▸ **TASK REQUIREMENTS**: Lines below that hold the word "name" must be copied in full.

▸ **RECORD EXTRACTS**:
**********

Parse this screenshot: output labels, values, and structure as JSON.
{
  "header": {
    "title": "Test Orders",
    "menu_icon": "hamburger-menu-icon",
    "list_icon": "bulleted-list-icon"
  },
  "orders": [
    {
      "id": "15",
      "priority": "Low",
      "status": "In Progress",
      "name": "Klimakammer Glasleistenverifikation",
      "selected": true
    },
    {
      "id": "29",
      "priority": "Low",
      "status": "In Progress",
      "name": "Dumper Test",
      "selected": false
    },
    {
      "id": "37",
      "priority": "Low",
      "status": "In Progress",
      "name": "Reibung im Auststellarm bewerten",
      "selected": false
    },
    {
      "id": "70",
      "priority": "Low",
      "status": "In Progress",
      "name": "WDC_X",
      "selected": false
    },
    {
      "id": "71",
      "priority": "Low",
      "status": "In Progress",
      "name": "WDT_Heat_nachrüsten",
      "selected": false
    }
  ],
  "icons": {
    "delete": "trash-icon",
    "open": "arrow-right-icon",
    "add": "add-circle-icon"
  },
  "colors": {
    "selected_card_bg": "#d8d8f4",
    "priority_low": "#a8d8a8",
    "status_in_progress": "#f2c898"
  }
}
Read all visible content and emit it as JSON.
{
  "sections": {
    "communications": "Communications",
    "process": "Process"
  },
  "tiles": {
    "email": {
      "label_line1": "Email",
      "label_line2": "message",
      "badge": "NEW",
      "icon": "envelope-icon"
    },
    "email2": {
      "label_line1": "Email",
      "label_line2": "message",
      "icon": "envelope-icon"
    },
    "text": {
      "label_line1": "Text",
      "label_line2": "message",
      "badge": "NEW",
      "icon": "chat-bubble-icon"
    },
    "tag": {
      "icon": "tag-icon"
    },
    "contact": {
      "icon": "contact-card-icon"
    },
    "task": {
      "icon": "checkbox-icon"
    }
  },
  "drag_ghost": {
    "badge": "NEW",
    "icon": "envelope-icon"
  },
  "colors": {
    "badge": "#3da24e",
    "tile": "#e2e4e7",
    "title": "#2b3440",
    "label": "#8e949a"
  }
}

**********

▸ **TASK OUTPUT**:
      "name": "Klimakammer Glasleistenverifikation",
      "name": "Dumper Test",
      "name": "Reibung im Auststellarm bewerten",
      "name": "WDC_X",
      "name": "WDT_Heat_nachrüsten",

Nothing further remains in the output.